Parenting Spike: The seriously difficult child- Hanging Out With The Wrong Crowd
by Andrew D. Gibson, Ph.D.
Spike has friends. Spike is ten years old and a behavioral tsunami. That means, he doesn’t hang around the house any more than he needs to. He resents his parents so he makes himself scarce as a way of coping. It would, of course, be better if he hung around and tried to make things better but that isn’t the way the behaviorally disturbed think. So he exits.
Spike exits to a place that he thinks is safer; his friends. His friends are not gems, not by any means. They all have their dysfunctions. They all have their psychiatric diagnoses. They all have been dragged from program to program by their parents in an attempt to straighten them out. The dragging didn’t work. They all find one another as a kind of bottom feeding refuge. These kids are all losers; they are not tolerated by the normally adjusted peers. They live in a limbo that has labeled them as part rejected and part neglected. They have reputations as bad boys and bad girls. The good boys seek out the bad girls for a little slumming. The bad boys find their own bad girls.
Everyone needs someone. They are few genuine hermits out there. So these kids gravitate towards one another. They are various ages, genders and levels of craziness. It doesn’t matter. They can’t be real choosy. They are at or near the bottom of the social barrel.

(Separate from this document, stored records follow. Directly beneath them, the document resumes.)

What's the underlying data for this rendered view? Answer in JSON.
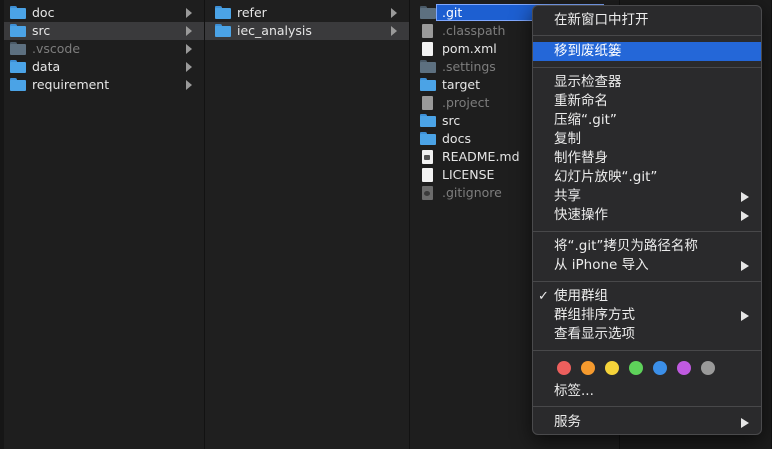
{
  "columns": {
    "col1": [
      {
        "label": "doc",
        "icon": "folder-icon",
        "has_children": true
      },
      {
        "label": "src",
        "icon": "folder-icon",
        "has_children": true,
        "selected": true
      },
      {
        "label": ".vscode",
        "icon": "folder-icon",
        "has_children": true,
        "dimmed": true
      },
      {
        "label": "data",
        "icon": "folder-icon",
        "has_children": true
      },
      {
        "label": "requirement",
        "icon": "folder-icon",
        "has_children": true
      }
    ],
    "col2": [
      {
        "label": "refer",
        "icon": "folder-icon",
        "has_children": true
      },
      {
        "label": "iec_analysis",
        "icon": "folder-icon",
        "has_children": true,
        "selected": true
      }
    ],
    "col3": [
      {
        "label": ".git",
        "icon": "folder-icon",
        "focused": true
      },
      {
        "label": ".classpath",
        "icon": "document-icon",
        "dimmed": true
      },
      {
        "label": "pom.xml",
        "icon": "document-icon"
      },
      {
        "label": ".settings",
        "icon": "folder-icon",
        "dimmed": true
      },
      {
        "label": "target",
        "icon": "folder-icon"
      },
      {
        "label": ".project",
        "icon": "document-icon",
        "dimmed": true
      },
      {
        "label": "src",
        "icon": "folder-icon"
      },
      {
        "label": "docs",
        "icon": "folder-icon"
      },
      {
        "label": "README.md",
        "icon": "markdown-document-icon"
      },
      {
        "label": "LICENSE",
        "icon": "document-icon"
      },
      {
        "label": ".gitignore",
        "icon": "gear-document-icon",
        "dimmed": true
      }
    ]
  },
  "context_menu": {
    "open_new_window": "在新窗口中打开",
    "move_to_trash": "移到废纸篓",
    "show_inspector": "显示检查器",
    "rename": "重新命名",
    "compress": "压缩“.git”",
    "duplicate": "复制",
    "make_alias": "制作替身",
    "slideshow": "幻灯片放映“.git”",
    "share": "共享",
    "quick_actions": "快速操作",
    "copy_as_pathname": "将“.git”拷贝为路径名称",
    "import_from_iphone": "从 iPhone 导入",
    "use_groups": "使用群组",
    "use_groups_check": "✓",
    "group_by": "群组排序方式",
    "show_view_options": "查看显示选项",
    "tags": "标签...",
    "services": "服务",
    "tag_colors": [
      "#ec5f5d",
      "#f59a2e",
      "#f5d33a",
      "#5ed25a",
      "#3b8fe8",
      "#bf5ae0",
      "#9a9a9a"
    ]
  },
  "colors": {
    "accent": "#2467d8",
    "folder": "#4ba3e6"
  }
}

These kids aren’t the hoped-for influences on one another that parents would prefer, although in large part these kids are secrets. They aren’t often brought around the house. They certainly don’t stay for supper when they do come by. As a result, parents don’t know a lot about these kids but what they do know they don’t like.
Parents are powerless to do much of anything about these companions in delinquency though they tend to act as though they do by saying silly things like, “I don’t want you hanging around with Zeke!” as though that has an ounce of impact.
The good news is that the bottom feeders are often temporary. The bad news is that temporary is largely in the hands of parents. The way that parents react to Spike, in general, makes all the difference in the world. If they chose to react, whether he is nasty or kind, in always the same, low-keyed, non-judgmental way, they will find that Spike will respond. As he gets more confidence he will gravitate away from this group.
Spike won’t give his pals up because his parents tell him to. He will give them up if you can strip away any sense of threat, criticism or rejection. It is a big job but it is a doable job.
About The Author
Dr. Andrew Gibson was born in Detroit at the close of WWII. He grew up in the midst of farming country in central Michigan. Both parents were teachers. He keeps a picture of his childhood companion, Wags, to this day (you had to see the tail to appreciate the name). After discharge from the Navy after the Viet Name war, he graduated with a BA and MA from San Diego State University and earned his Ph. D from the University of Connecticut. He has taught at Portland State University, n Portland Oregon, at the University of Maine, Presque Isle and at SUNY New Paltz. He resides in Eastern Connecticut, with his wife of 41 years, where he conducts a private practice in parenting seriously difficult children. His book “Got An Angry Kid? Parenting Spike-A Seriously Difficult Child’ is the first of a series examining seriously difficult children at various age and emotional disturbance levels. He invites you to find him on the web at DrAGibson.com.